[Exercise aim] Below are records to write out exactly; drop the pictures when you do.

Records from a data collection
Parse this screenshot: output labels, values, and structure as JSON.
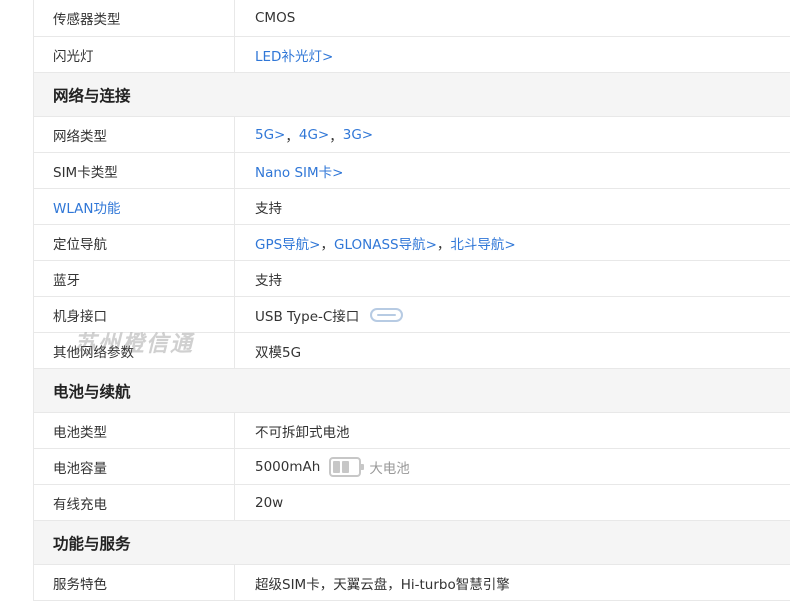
{
  "rows_camera": [
    {
      "label": "传感器类型",
      "value": "CMOS"
    },
    {
      "label": "闪光灯",
      "value_link": "LED补光灯>"
    }
  ],
  "section_network": "网络与连接",
  "network": {
    "type_label": "网络类型",
    "type_5g": "5G>",
    "type_4g": "4G>",
    "type_3g": "3G>",
    "sep": "，",
    "sim_label": "SIM卡类型",
    "sim_value": "Nano SIM卡>",
    "wlan_label": "WLAN功能",
    "wlan_value": "支持",
    "nav_label": "定位导航",
    "nav_gps": "GPS导航>",
    "nav_glonass": "GLONASS导航>",
    "nav_beidou": "北斗导航>",
    "bt_label": "蓝牙",
    "bt_value": "支持",
    "port_label": "机身接口",
    "port_value": "USB Type-C接口",
    "other_label": "其他网络参数",
    "other_value": "双模5G"
  },
  "section_battery": "电池与续航",
  "battery": {
    "type_label": "电池类型",
    "type_value": "不可拆卸式电池",
    "capacity_label": "电池容量",
    "capacity_value": "5000mAh",
    "capacity_level": 0.66,
    "capacity_note": "大电池",
    "charge_label": "有线充电",
    "charge_value": "20w"
  },
  "section_service": "功能与服务",
  "service": {
    "feature_label": "服务特色",
    "feature_value": "超级SIM卡，天翼云盘，Hi-turbo智慧引擎"
  },
  "watermark": "苏州橙信通",
  "icons": {
    "type_c": "usb-type-c-icon",
    "battery": "battery-icon"
  },
  "colors": {
    "link": "#3077d7",
    "section_bg": "#f5f5f5",
    "border": "#e8e8e8"
  }
}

[Solved exercise]
Parse this screenshot: output labels, values, and structure as JSON.
{
  "rows_camera": [
    {
      "label": "传感器类型",
      "value": "CMOS"
    },
    {
      "label": "闪光灯",
      "value_link": "LED补光灯>"
    }
  ],
  "section_network": "网络与连接",
  "network": {
    "type_label": "网络类型",
    "type_5g": "5G>",
    "type_4g": "4G>",
    "type_3g": "3G>",
    "sep": "，",
    "sim_label": "SIM卡类型",
    "sim_value": "Nano SIM卡>",
    "wlan_label": "WLAN功能",
    "wlan_value": "支持",
    "nav_label": "定位导航",
    "nav_gps": "GPS导航>",
    "nav_glonass": "GLONASS导航>",
    "nav_beidou": "北斗导航>",
    "bt_label": "蓝牙",
    "bt_value": "支持",
    "port_label": "机身接口",
    "port_value": "USB Type-C接口",
    "other_label": "其他网络参数",
    "other_value": "双模5G"
  },
  "section_battery": "电池与续航",
  "battery": {
    "type_label": "电池类型",
    "type_value": "不可拆卸式电池",
    "capacity_label": "电池容量",
    "capacity_value": "5000mAh",
    "capacity_level": 0.66,
    "capacity_note": "大电池",
    "charge_label": "有线充电",
    "charge_value": "20w"
  },
  "section_service": "功能与服务",
  "service": {
    "feature_label": "服务特色",
    "feature_value": "超级SIM卡，天翼云盘，Hi-turbo智慧引擎"
  },
  "watermark": "苏州橙信通",
  "icons": {
    "type_c": "usb-type-c-icon",
    "battery": "battery-icon"
  },
  "colors": {
    "link": "#3077d7",
    "section_bg": "#f5f5f5",
    "border": "#e8e8e8"
  }
}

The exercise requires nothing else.